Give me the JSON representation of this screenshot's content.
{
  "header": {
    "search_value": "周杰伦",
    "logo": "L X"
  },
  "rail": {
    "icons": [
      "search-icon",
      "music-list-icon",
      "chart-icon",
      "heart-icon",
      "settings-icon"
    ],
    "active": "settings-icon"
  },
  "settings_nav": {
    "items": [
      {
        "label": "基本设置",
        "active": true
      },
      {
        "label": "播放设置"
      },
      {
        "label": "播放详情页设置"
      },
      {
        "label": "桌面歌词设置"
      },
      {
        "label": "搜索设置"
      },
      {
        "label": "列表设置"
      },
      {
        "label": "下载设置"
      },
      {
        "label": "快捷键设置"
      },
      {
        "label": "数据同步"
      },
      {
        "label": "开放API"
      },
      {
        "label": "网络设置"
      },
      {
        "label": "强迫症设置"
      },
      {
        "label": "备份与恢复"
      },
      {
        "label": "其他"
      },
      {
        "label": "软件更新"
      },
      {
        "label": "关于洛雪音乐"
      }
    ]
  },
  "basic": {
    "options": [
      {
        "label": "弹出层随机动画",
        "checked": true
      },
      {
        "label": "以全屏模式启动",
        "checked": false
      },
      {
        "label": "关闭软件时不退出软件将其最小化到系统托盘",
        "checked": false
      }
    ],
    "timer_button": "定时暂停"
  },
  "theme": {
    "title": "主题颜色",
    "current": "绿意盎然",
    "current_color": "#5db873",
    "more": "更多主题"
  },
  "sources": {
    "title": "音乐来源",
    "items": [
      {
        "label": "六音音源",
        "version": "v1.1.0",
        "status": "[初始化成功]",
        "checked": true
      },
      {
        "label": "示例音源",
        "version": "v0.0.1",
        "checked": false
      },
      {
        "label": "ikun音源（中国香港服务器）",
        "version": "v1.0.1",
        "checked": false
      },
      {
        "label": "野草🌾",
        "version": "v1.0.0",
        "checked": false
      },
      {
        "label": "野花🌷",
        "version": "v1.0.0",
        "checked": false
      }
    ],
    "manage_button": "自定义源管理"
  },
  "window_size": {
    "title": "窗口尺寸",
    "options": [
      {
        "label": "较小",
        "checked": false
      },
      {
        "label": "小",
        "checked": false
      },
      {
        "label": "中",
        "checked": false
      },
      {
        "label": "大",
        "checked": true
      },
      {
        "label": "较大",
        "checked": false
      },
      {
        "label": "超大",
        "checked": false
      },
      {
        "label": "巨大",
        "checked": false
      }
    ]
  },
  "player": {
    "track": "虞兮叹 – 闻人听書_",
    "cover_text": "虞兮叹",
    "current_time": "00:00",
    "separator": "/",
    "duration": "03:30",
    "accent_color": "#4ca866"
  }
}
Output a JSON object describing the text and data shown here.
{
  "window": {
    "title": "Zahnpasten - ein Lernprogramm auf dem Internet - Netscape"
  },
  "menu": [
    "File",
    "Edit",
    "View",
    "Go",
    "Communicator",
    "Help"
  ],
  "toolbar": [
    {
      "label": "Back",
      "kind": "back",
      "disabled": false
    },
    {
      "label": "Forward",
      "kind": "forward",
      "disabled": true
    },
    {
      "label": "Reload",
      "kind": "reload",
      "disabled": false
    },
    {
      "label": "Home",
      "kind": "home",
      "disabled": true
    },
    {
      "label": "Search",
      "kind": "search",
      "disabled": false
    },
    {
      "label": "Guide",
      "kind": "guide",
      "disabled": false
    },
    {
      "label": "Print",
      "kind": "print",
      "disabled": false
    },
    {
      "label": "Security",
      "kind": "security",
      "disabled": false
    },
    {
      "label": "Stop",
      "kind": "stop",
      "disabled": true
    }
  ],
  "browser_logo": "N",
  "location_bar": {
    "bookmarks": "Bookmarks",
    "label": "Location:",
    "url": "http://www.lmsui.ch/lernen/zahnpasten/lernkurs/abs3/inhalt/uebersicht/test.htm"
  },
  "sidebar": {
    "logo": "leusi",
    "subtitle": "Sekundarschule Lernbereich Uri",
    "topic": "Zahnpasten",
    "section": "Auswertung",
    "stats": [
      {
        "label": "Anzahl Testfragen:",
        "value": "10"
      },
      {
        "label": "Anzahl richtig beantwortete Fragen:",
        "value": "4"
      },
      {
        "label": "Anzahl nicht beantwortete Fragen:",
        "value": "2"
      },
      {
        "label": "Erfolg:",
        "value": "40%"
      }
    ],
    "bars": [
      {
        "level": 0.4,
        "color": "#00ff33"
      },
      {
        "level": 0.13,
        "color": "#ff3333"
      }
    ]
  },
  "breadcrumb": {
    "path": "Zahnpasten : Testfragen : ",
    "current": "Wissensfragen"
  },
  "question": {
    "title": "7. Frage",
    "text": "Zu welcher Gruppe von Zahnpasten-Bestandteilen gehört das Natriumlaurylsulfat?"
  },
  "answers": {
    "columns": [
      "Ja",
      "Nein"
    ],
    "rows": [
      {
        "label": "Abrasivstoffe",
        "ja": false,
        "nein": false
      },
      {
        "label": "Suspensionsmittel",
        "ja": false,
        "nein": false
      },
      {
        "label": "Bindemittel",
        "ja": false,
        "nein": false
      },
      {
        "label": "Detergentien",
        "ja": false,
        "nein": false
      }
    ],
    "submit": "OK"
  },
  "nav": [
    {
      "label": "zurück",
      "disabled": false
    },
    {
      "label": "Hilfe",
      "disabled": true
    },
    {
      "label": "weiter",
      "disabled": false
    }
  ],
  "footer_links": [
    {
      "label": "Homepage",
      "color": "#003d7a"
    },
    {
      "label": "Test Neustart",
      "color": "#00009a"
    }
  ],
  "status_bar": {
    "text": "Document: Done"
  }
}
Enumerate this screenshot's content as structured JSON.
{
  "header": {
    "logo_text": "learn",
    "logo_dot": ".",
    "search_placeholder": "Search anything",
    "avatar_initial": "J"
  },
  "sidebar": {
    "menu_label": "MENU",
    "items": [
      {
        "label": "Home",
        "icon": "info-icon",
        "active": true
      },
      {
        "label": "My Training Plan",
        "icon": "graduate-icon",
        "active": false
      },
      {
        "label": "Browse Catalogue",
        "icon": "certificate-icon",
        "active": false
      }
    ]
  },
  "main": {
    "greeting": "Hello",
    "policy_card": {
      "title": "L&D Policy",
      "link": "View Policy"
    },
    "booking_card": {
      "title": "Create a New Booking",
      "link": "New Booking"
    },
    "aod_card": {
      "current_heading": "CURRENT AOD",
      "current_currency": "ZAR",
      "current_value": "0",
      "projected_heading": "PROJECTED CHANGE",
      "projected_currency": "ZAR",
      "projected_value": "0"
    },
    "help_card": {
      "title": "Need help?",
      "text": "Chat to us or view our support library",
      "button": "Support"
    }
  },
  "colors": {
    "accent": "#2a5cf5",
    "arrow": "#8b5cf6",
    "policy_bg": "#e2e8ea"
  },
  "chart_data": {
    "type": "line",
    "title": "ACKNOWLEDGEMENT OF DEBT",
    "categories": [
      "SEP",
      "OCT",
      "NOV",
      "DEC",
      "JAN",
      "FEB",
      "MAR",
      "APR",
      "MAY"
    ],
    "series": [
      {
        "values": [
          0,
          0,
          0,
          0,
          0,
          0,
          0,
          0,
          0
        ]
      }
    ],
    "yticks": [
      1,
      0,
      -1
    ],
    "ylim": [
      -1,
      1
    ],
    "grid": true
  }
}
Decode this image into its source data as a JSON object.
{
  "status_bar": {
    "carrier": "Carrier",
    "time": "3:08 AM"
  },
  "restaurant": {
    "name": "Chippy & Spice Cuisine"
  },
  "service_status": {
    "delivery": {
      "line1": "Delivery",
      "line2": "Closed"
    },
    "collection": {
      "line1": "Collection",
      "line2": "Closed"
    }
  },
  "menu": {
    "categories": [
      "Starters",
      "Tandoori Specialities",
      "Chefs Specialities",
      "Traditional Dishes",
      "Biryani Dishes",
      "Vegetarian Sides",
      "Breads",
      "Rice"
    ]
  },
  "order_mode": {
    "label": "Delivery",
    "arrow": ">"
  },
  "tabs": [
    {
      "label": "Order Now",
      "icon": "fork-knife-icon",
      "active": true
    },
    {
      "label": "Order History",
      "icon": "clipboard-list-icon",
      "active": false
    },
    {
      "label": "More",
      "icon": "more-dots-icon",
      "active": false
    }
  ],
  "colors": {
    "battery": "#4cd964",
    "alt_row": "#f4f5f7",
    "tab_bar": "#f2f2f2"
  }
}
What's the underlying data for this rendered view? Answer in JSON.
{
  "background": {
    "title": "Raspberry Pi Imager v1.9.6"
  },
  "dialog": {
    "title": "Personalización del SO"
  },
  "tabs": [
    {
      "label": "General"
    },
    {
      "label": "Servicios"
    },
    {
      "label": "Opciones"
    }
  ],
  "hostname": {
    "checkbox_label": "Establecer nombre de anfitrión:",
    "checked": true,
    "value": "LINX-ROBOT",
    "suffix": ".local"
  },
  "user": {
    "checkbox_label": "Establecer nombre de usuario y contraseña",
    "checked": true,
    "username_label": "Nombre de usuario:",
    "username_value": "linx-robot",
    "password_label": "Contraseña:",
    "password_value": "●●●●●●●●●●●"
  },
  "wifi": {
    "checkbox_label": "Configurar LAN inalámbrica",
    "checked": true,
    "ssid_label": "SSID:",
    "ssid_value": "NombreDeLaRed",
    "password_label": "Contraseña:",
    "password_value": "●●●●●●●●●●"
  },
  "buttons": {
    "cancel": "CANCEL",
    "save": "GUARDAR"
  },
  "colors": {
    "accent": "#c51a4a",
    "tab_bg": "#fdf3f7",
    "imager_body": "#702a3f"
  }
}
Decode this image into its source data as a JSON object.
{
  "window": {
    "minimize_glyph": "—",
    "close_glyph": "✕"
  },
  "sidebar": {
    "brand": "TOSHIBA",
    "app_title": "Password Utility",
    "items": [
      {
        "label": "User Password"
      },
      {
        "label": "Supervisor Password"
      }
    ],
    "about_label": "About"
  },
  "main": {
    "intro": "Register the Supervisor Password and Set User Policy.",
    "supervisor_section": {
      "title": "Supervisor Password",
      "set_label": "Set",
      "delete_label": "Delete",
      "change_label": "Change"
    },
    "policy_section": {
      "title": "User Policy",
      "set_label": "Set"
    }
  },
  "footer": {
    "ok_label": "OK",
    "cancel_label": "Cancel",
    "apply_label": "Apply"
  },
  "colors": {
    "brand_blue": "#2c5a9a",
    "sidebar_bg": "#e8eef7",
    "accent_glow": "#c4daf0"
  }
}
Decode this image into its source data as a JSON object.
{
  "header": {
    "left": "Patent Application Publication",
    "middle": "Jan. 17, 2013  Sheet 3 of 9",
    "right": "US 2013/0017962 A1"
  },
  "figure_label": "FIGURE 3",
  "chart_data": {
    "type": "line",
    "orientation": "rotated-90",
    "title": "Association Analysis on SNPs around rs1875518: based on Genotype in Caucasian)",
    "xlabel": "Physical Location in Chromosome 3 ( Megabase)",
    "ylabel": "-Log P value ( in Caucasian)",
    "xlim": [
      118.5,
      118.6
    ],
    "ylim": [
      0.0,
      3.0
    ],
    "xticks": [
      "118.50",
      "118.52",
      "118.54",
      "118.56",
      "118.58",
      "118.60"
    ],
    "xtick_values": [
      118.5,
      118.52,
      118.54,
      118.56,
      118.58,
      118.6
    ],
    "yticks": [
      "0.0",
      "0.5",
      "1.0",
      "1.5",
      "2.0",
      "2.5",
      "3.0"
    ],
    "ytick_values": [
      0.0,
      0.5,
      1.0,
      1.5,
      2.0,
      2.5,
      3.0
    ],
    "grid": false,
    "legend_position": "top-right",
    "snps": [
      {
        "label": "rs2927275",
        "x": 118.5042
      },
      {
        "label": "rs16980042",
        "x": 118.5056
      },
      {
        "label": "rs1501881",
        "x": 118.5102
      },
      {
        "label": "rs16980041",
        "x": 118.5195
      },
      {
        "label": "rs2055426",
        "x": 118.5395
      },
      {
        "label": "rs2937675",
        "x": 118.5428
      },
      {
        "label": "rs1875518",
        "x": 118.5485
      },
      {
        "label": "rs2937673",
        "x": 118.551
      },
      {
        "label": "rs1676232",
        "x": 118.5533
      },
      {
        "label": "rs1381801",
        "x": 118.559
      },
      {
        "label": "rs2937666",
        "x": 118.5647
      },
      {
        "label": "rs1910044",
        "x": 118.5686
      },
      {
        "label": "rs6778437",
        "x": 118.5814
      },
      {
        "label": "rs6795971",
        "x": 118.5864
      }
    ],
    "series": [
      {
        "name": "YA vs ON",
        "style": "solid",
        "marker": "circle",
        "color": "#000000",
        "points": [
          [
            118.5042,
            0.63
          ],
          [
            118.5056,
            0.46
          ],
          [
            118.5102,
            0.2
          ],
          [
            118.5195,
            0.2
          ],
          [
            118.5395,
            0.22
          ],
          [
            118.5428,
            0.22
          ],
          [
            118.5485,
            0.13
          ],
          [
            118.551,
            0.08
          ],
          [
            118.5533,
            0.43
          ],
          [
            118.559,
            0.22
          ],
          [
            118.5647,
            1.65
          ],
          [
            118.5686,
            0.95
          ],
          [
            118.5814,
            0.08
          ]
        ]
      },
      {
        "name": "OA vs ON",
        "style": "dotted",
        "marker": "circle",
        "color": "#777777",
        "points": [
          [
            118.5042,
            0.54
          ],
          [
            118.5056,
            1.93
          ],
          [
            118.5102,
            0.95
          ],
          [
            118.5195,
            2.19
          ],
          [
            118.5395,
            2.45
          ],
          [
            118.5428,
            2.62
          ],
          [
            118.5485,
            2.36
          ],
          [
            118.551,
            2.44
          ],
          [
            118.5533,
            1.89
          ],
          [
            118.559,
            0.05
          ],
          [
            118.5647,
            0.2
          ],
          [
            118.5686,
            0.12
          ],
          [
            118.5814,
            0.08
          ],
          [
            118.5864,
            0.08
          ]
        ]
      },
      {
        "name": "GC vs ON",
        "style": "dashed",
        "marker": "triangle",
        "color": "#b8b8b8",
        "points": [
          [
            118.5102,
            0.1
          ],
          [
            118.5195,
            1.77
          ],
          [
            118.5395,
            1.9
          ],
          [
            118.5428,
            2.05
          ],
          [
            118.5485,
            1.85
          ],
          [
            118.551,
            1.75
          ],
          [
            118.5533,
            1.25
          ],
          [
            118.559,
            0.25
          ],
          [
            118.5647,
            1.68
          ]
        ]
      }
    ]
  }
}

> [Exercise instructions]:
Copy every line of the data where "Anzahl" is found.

> [Response area]:
        "label": "Anzahl Testfragen:",
        "label": "Anzahl richtig beantwortete Fragen:",
        "label": "Anzahl nicht beantwortete Fragen:",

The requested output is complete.